The future of DACA is uncertain but dems have insisted there will be a solution.

In September, the Trump administration announced that the Deferred Action for Childhood Arrivals program would be phased out by March 2018, leaving it to Congress to develop a plan for the recipients of DACA, known as DREAMers. As the program is winding down, however, democrats have indicated that they will protect the program before it expires.

Though the president has suggested that he will not support an omnibus spending bill that includes protections for DACA recipients without significant concessions, House Minority Leader Nancy Pelosi insisted that DREAMers would be protected from deportation before the year’s end. In the latest development, democrats have threatened to withhold their support for a spending bill unless it protects DACA. During a press briefing, Pelosi said, “I’ll have to see what the spending bill is, but I fully intend that we will — we will not leave here without the DREAM Act passing with a DACA fix.”

Some republicans, on the other hand, including House Speaker Paul Ryan, have suggested that the program should not be tacked to a spending bill and that “artificial deadlines” shouldn’t be set outside of the ones they already have.

If a solution isn’t obtained, a report by the Migration Policy Institute estimates that by March 2020, all current 690,000 recipients will have lost their DACA status, representing an average of 915 DREAMers a day who would lose their work authorization and protection from deportation.

In announcing the decision to end the program, the Trump administration asserted that they had received a letter from 10 state Attorneys General stating that the DACA program was unlawful. In a letter to Acting Secretary Duke, Attorney General Jeff Sessions stated that DACA “was effectuated by the previous administration through executive action, without proper statutory authority and with no established end-date, after Congress’ repeated rejection of proposed legislation that would have accomplished a similar result. Such an open-ended circumvention of immigration laws was an unconstitutional exercise of authority by the Executive Branch.”

DACA was created to protect undocumented immigrants under the age of 16 who were brought into the country as children and have lived in the United States since June 15, 2007. Those protected by the program could obtain driver’s licenses, enroll in college and obtain jobs.

Though its expiration date has been set for March 2018, the future of DACA still remains uncertain. Even if Congress does not protect it, the president could decide to extend it another six months. Several bills have also been introduced as well, according to the American Immigration Lawyers Association, including:

  • S. 1615, the Dream Act of 2017, introduced by Sens. Lindsey Graham, R-S.C., and Dick Durbin, D-Ill.
  • H.R. 3440, the Dream Act of 2017, introduced by Reps. Ileana Ros-Lehtinen, R-Fla., and Lucille Roybal-Allard, D-Calif.
  • H.R. 3591, the American Hope Act of 2017, introduced by Rep. Luis Gutierrez, D-Ill.
  • H.R. 1468, the Recognizing America’s Children Act, introduced by Rep. Carlos Curbelo, R-Fla.
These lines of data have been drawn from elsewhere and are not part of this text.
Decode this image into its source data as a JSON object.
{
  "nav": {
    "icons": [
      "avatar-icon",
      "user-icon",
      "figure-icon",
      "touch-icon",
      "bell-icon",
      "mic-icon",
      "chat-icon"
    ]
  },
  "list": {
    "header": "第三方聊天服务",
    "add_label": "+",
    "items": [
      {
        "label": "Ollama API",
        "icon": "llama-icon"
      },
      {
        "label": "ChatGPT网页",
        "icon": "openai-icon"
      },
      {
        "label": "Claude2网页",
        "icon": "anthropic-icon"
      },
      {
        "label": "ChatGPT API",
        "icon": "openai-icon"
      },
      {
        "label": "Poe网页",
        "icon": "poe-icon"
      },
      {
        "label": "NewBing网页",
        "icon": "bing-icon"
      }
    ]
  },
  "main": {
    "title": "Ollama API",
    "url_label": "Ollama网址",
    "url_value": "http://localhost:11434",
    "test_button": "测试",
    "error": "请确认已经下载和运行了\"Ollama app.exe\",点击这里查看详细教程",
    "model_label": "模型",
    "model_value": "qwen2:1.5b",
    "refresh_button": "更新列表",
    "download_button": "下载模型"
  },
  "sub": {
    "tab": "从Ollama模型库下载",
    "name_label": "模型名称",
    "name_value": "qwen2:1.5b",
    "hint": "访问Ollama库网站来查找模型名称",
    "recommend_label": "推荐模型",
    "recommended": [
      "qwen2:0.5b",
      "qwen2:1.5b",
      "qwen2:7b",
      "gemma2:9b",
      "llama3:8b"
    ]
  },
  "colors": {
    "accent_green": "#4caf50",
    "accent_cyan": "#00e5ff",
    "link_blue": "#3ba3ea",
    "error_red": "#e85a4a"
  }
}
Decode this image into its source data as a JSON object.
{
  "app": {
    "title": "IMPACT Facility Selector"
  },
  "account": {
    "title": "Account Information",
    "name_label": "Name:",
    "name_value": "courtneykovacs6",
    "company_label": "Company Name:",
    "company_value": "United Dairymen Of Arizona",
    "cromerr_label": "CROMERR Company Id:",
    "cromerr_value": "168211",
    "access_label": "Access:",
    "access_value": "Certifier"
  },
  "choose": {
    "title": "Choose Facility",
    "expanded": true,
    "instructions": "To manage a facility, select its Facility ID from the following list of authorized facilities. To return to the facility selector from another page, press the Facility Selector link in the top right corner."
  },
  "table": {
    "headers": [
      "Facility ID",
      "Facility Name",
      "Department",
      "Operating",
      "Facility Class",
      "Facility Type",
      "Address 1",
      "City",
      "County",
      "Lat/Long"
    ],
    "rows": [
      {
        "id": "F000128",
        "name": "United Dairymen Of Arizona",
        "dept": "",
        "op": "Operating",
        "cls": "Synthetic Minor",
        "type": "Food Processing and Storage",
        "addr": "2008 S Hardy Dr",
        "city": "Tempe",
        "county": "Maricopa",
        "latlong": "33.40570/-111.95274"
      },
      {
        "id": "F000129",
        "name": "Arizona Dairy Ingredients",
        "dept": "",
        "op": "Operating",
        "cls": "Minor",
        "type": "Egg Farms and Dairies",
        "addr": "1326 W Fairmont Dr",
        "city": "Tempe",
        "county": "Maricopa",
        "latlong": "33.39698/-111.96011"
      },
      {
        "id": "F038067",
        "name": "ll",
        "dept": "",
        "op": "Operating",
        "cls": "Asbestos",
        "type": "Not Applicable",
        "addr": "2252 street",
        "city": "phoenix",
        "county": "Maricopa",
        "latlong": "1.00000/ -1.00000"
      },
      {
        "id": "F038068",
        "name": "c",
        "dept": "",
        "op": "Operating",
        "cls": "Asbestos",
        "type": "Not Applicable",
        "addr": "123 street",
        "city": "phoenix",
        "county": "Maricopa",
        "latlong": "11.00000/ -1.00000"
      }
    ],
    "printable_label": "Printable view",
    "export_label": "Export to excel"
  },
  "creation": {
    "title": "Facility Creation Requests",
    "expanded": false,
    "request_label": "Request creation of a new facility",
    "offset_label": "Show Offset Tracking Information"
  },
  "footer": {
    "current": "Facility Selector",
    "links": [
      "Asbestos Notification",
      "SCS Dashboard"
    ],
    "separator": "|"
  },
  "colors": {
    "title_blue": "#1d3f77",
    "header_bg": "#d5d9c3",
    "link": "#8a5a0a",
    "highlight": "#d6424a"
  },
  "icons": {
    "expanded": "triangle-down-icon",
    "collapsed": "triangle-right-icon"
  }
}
If you have an opinion on any or all of these bills, we encourage you to contact your congressional representatives by clicking here. The American Immigration Lawyers Association has put together several fast and easy resources to encourage a fix to DACA, which can be found on their webpage.

In addition, several lawsuits have also been filed against the Trump administration for the rescission with the claim that the decision violates federal law.

We’re hoping that a bill will be passed before the end of the year and are closely watching the matter. We will update our webpage with pertinent news. If you have any questions on DACA or immigration law in general, please give me a call.

Brad Hendrick leads the immigration law practice at Caplan and Earnest LLC. He may be reached at [email protected] or 303-443-8010.